It is bad that the enquiry commission has not yet been appointed. I think that it should be appointed immediately. Many letters of complaint are coming in. Only the commission can answer these letters. (CWMG Vol. 93, page 270)
I was to get a note on Bihar. I have not received it, nor has a single well-informed person from Bihar come to me. It does not matter if someone cannot come but the note must come. What happened about the Commission? (Letter to Srikrishna Sinha, January 13, 1947, CWMG vol. 93, page 275)
It was some gentleman from Bihar who gave me the information. I did not note down his name. Is it not a fact that you, the Governor and the Viceroy are against the appointment of a Commission and that this is sufficient to stop the Chief Minister from appointing one? In spite of all this, I am strongly of opinion that if no commission is appointed, the League’s report will be accepted as true. I alone know what pressure is being put on me. (Letter to Vallabhbhai Patel, January 14, 1947, CWMG Vol. 93, pp 276-77)
To which accusation Sardar Patel replied not very politely:
Who told you I have a hand in the non-appointment of a Commission of Inquiry in Bihar? I do hold the opinion that there is no gain but only harm if the Commission is appointed. If in spite of it the Commission is appointed, how can I prevent it? The Bihar Governor is behind the non-appointment of the Commission. The Viceroy too does not want it. (CWMG Vol. 93, page 369)
In due course, the Prime Minister of the Bihar government, Srikrishna Sinha announced a one-man Inquiry Commission of Justice Reuben of the Patna High Court. The promised Commission of Inquiry was never constituted and on October 30, 1947, the Bihar cabinet dropped the idea altogether.
Narendra Modi like Sardar Patel in 1947 has thus far stood firm against the onslaught of pressure applied on him by his enemies inside and outside the country. Hindus have always dealt decisively with Islamic terrorism even when jihad had the support of state power as in the case of the Muslim League Government in Bengal.
Foreign and domestic political forces arraigned against Narendra Modi and the RSS do not want Hindu nationalism to rear its head. While they have no objection to Hindu political mercenaries who can be trusted to implement the politics of minority-ism, they will use every means to defeat any move by Hindu nationalists to capture state power.

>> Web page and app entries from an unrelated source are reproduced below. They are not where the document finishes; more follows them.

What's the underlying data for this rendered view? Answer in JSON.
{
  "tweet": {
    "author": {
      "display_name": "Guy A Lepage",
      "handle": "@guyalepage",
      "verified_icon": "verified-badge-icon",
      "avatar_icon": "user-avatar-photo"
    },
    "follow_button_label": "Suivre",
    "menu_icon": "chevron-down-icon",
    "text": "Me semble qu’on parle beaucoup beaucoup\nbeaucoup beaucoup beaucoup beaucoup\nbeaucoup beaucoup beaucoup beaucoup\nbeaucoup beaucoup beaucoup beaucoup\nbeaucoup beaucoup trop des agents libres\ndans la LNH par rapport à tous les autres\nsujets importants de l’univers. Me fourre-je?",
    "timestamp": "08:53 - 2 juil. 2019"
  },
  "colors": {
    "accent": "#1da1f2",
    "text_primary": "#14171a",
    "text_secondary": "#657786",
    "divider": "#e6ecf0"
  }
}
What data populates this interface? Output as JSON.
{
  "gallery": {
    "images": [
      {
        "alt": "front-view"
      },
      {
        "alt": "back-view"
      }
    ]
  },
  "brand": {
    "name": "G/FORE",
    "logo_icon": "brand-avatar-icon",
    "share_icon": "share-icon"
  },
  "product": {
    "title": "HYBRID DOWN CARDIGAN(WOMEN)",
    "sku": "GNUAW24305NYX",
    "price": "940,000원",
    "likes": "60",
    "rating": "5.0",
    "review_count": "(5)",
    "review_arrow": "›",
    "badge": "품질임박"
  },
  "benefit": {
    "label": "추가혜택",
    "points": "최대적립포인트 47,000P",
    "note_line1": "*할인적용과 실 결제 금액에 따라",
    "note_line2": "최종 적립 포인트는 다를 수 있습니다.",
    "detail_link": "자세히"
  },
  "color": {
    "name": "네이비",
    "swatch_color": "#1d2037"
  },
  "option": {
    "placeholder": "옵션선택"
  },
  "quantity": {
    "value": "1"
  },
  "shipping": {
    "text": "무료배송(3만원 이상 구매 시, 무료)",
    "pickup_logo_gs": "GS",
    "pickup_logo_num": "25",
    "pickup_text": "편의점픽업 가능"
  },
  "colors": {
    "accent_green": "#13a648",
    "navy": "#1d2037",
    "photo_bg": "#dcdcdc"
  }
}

What the RSS has withstood since 1947 and what Narendra Modi has withstood since 2002 is but a foretaste of what lies in wait for both Modi and the RSS now that Narendra Modi’s BJP has won a spectacular victory in Elections 2014.
It is for Hindu nationalists to revive the political courage and intellectual brilliance of Tilak and Aurobindo and the clear thinking that illuminated Savarkar’s abiding conviction that this ancient civilization is the Hindu nation – the only bhumi for sanatana dharma and the dharmi.
Radha Rajan is a Chennai-based political analyst. She is also author and animal activist.